“Directors who choose to enhance their skills and acumen by becoming NACD Fellows demonstrate to company management,
shareholders, and their peers a desire to perform their fiduciary duties to the best of their abilities.”
—Ken Daly, NACD Chief Executive
*So Cal Chapter Leaders
Click Here to learn more about becoming an NACD Governance Fellow
BOARD LEADERSHIP FELLOWS
J. Michal Conaway
N. Scott Gillis
Sara Grootwassink Lewis
M. Christian Mitchell*
Welcome new sponsors
Interested in Becoming a Sponsor?
Thank you for your continued support
We appreciate the support and generosity of our sponsors, who help make our programs possible. We try to thank
our sponsors in return by highlighting them in the event invitation and introducing them at the event.
If you are interested in sponsoring an upcoming NACD So Cal chapter event, please contact Anne Ettley, chapter
administrator at email@example.com.
Questions and comments about the Newsletter?
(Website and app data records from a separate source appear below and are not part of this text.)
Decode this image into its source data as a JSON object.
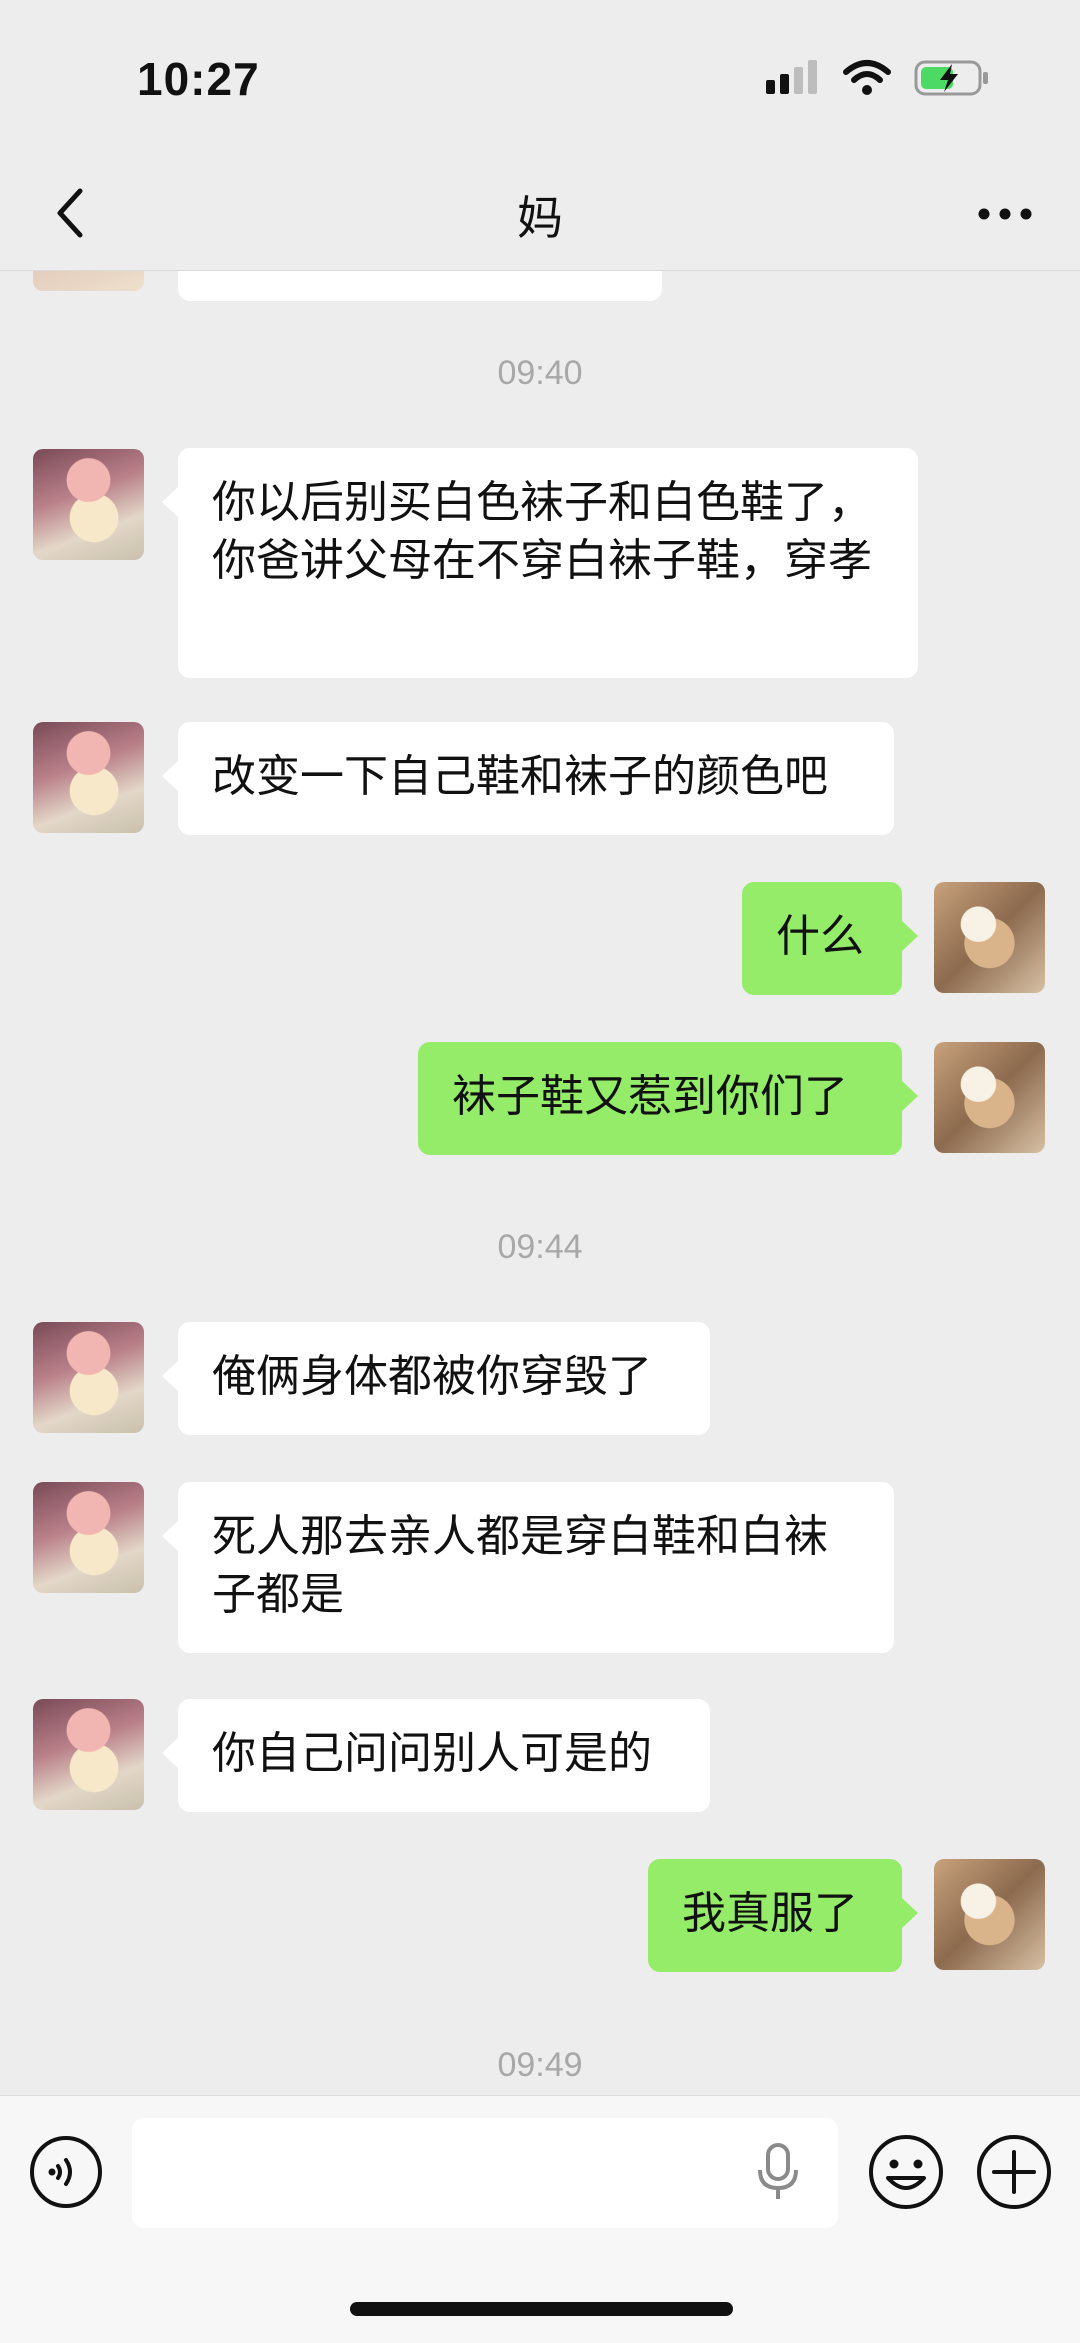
{
  "status_bar": {
    "time": "10:27",
    "icons": [
      "signal-icon",
      "wifi-icon",
      "battery-charging-icon"
    ],
    "battery_color": "#4cd964"
  },
  "nav": {
    "title": "妈",
    "back_icon": "chevron-left-icon",
    "more_icon": "more-dots-icon"
  },
  "colors": {
    "background": "#ededed",
    "incoming_bubble": "#ffffff",
    "outgoing_bubble": "#95ec69",
    "timestamp": "#a8a8a8"
  },
  "chat": {
    "timestamps": [
      "09:40",
      "09:44",
      "09:49"
    ],
    "messages": [
      {
        "from": "mom",
        "text": "你以后别买白色袜子和白色鞋了，你爸讲父母在不穿白袜子鞋，穿孝"
      },
      {
        "from": "mom",
        "text": "改变一下自己鞋和袜子的颜色吧"
      },
      {
        "from": "me",
        "text": "什么"
      },
      {
        "from": "me",
        "text": "袜子鞋又惹到你们了"
      },
      {
        "from": "mom",
        "text": "俺俩身体都被你穿毁了"
      },
      {
        "from": "mom",
        "text": "死人那去亲人都是穿白鞋和白袜子都是"
      },
      {
        "from": "mom",
        "text": "你自己问问别人可是的"
      },
      {
        "from": "me",
        "text": "我真服了"
      }
    ]
  },
  "input_bar": {
    "value": "",
    "placeholder": "",
    "icons": [
      "voice-icon",
      "microphone-icon",
      "emoji-icon",
      "plus-icon"
    ]
  }
}
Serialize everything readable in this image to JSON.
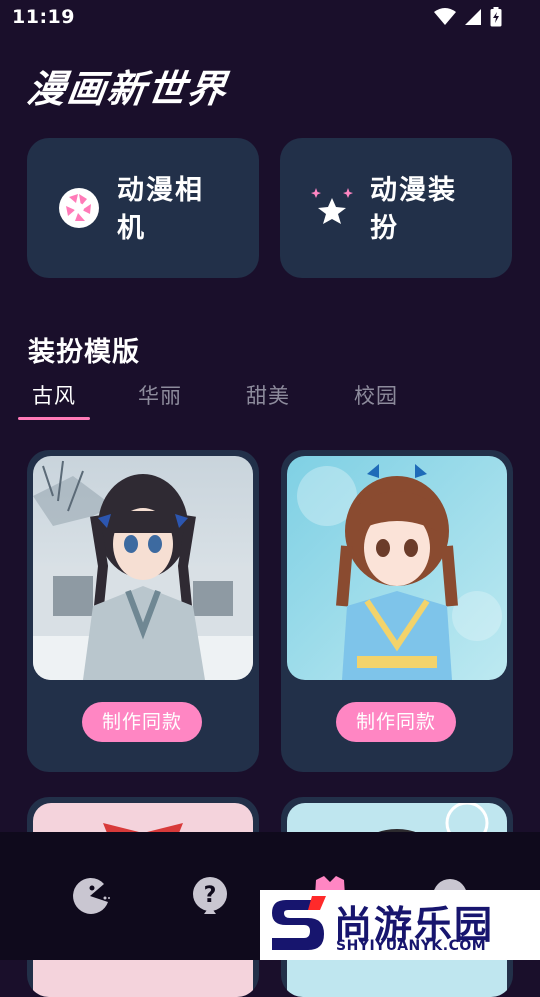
{
  "status": {
    "time": "11:19"
  },
  "app": {
    "title": "漫画新世界"
  },
  "features": [
    {
      "label": "动漫相机",
      "icon": "camera-aperture-icon"
    },
    {
      "label": "动漫装扮",
      "icon": "sparkle-star-icon"
    }
  ],
  "section": {
    "title": "装扮模版"
  },
  "tabs": [
    {
      "label": "古风",
      "active": true
    },
    {
      "label": "华丽",
      "active": false
    },
    {
      "label": "甜美",
      "active": false
    },
    {
      "label": "校园",
      "active": false
    }
  ],
  "templates": [
    {
      "button": "制作同款",
      "image": "ancient-style-girl-snow"
    },
    {
      "button": "制作同款",
      "image": "sweet-girl-blue-dress"
    },
    {
      "button": "",
      "image": "pink-girl-red-bow"
    },
    {
      "button": "",
      "image": "snowflake-girl"
    }
  ],
  "nav": [
    {
      "icon": "pacman-icon"
    },
    {
      "icon": "help-icon"
    },
    {
      "icon": "dress-icon"
    },
    {
      "icon": "profile-icon"
    }
  ],
  "watermark": {
    "main": "尚游乐园",
    "sub": "SHYIYUANYK.COM"
  },
  "colors": {
    "background": "#1a0f2b",
    "card": "#223049",
    "accent": "#ff86c3"
  }
}
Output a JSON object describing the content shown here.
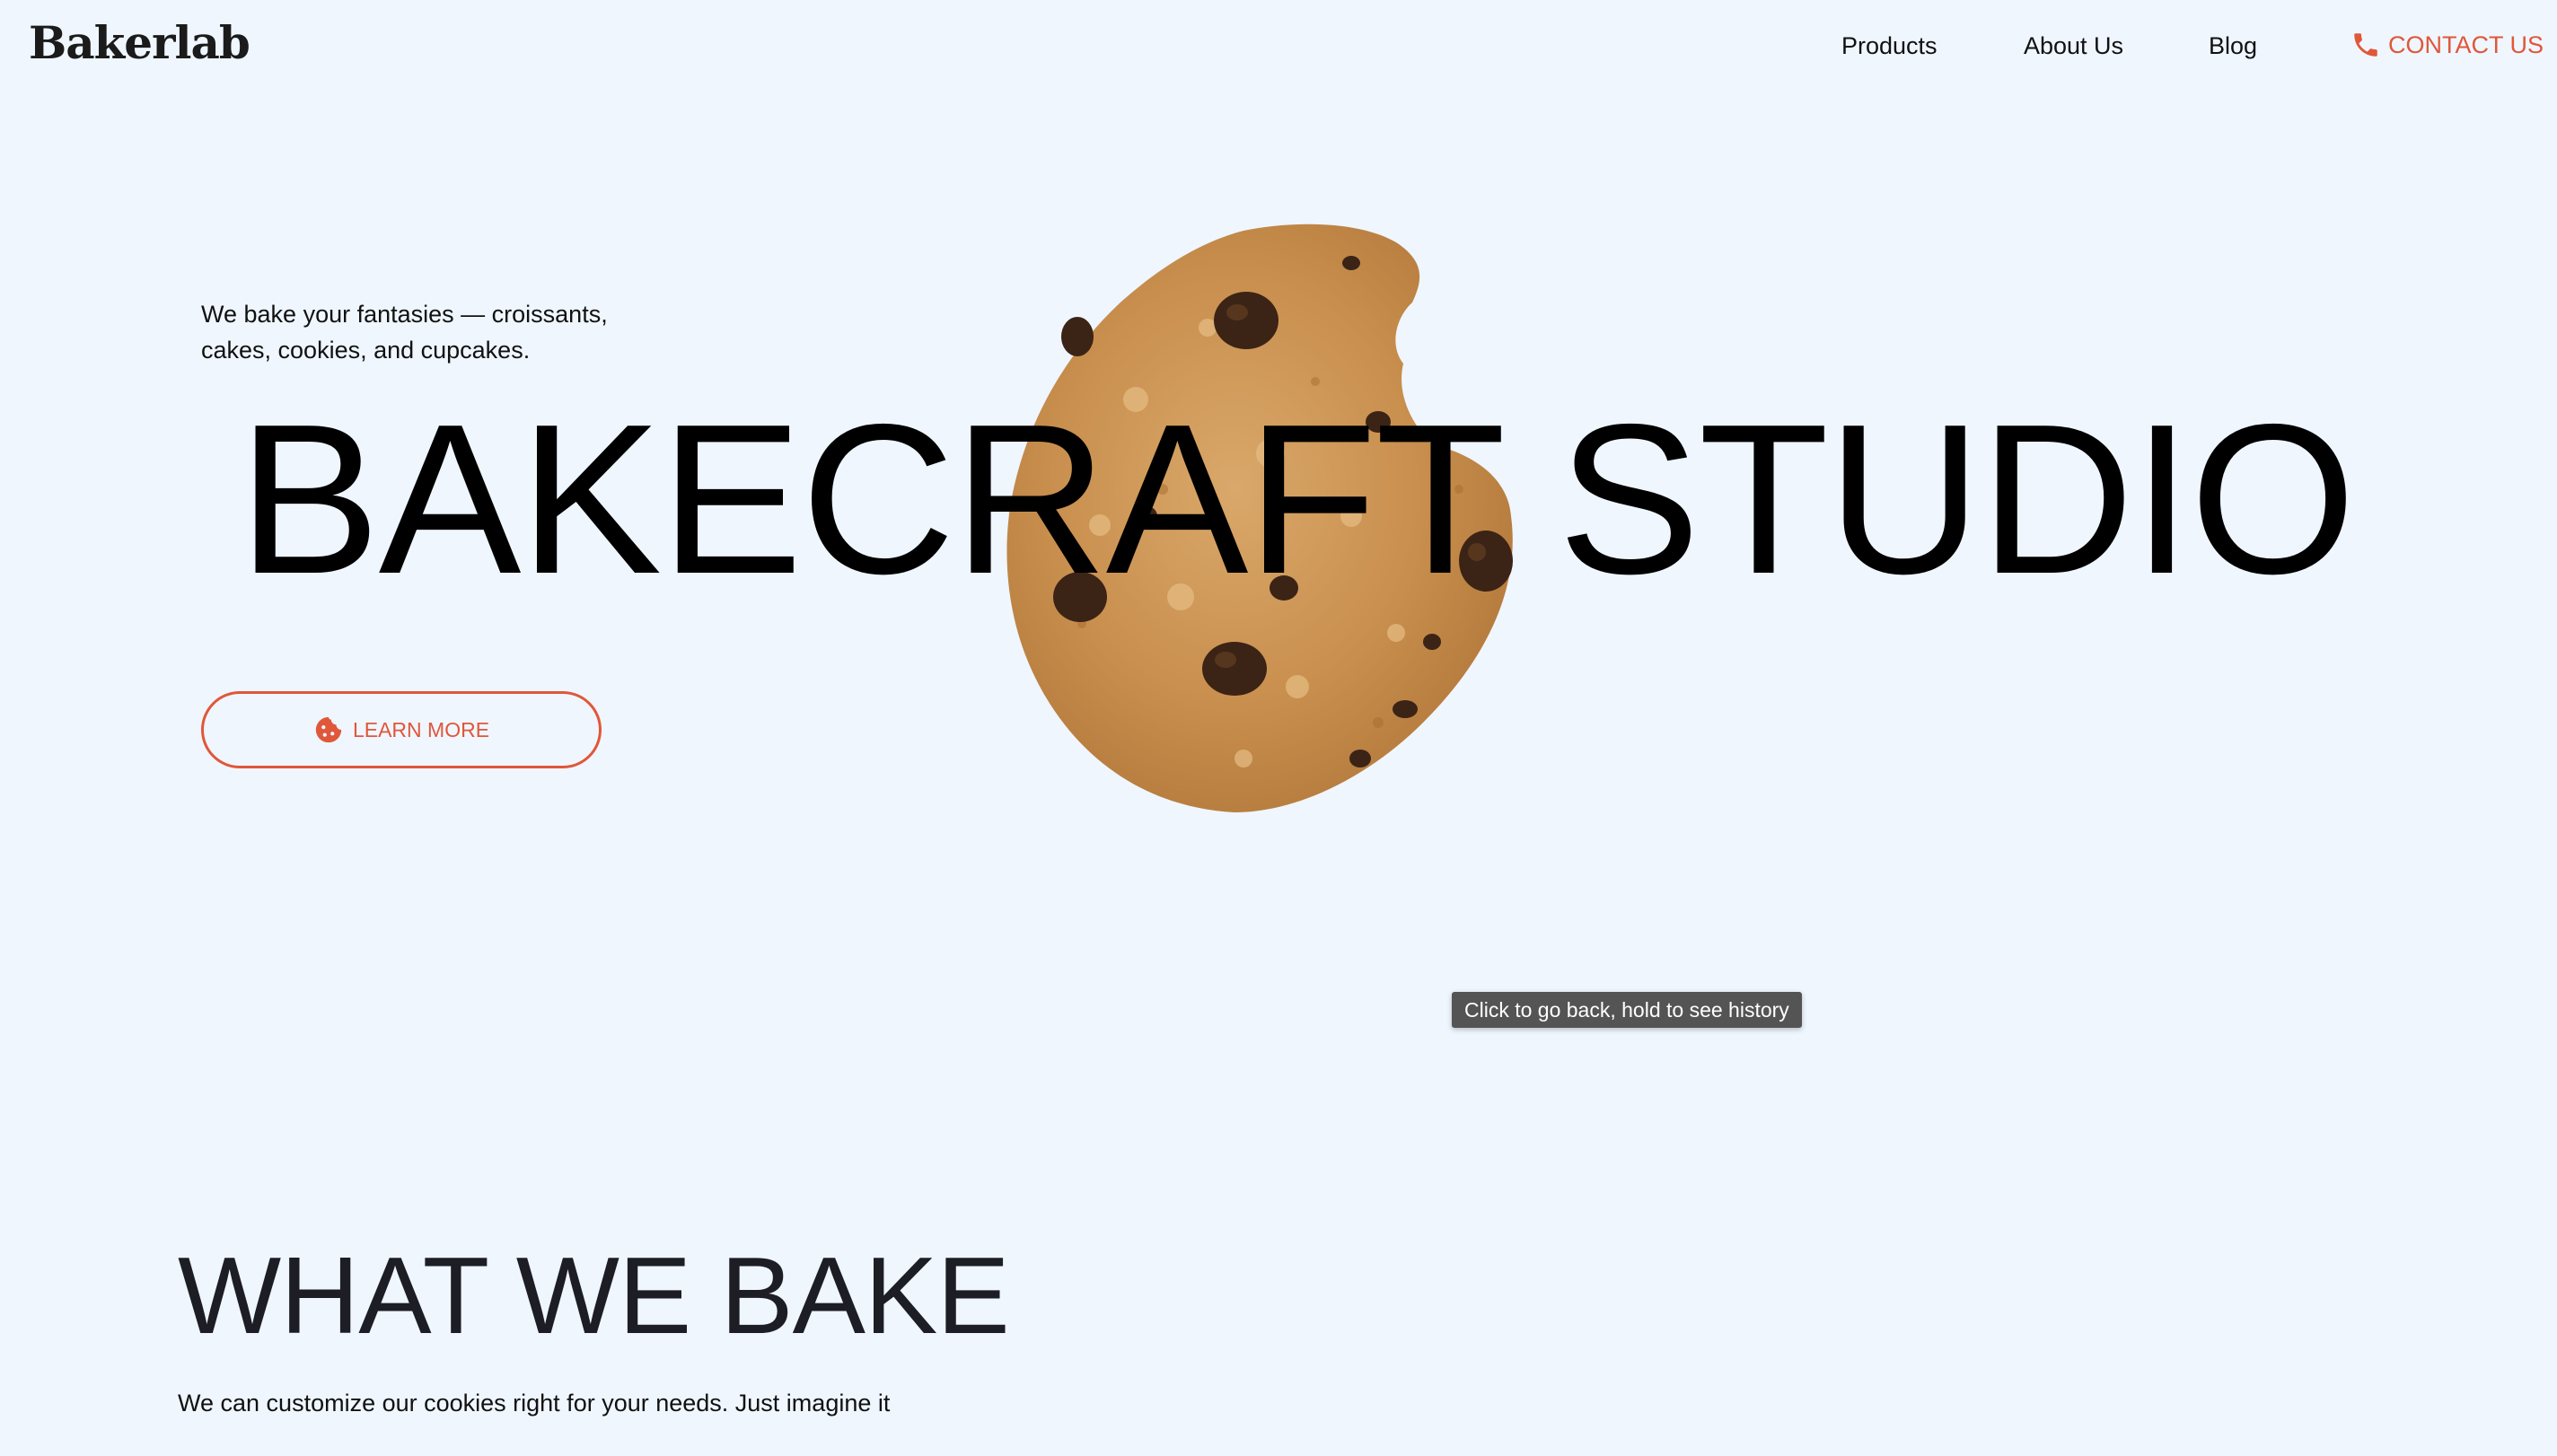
{
  "header": {
    "logo": "Bakerlab",
    "nav": {
      "products": "Products",
      "about": "About Us",
      "blog": "Blog",
      "contact": "CONTACT US",
      "contact_icon": "phone-icon"
    }
  },
  "hero": {
    "tagline": "We bake your fantasies — croissants, cakes, cookies, and cupcakes.",
    "title": "BAKECRAFT STUDIO",
    "image": "chocolate-chip-cookie",
    "cta": {
      "label": "LEARN MORE",
      "icon": "cookie-icon"
    }
  },
  "tooltip": "Click to go back, hold to see history",
  "section": {
    "title": "WHAT WE BAKE",
    "subtitle": "We can customize our cookies right for your needs. Just imagine it"
  },
  "colors": {
    "background": "#eff6fe",
    "accent": "#e0573a",
    "text": "#111111",
    "tooltip_bg": "#545454"
  }
}
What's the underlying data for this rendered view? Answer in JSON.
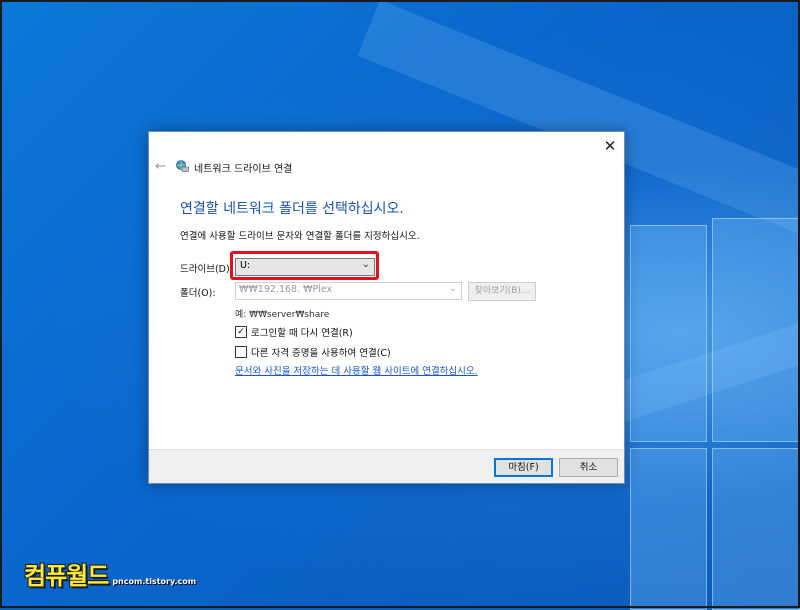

Contact Moira Conlon, Financial Profiles, Inc., firstname.lastname@example.org, 310 478 2701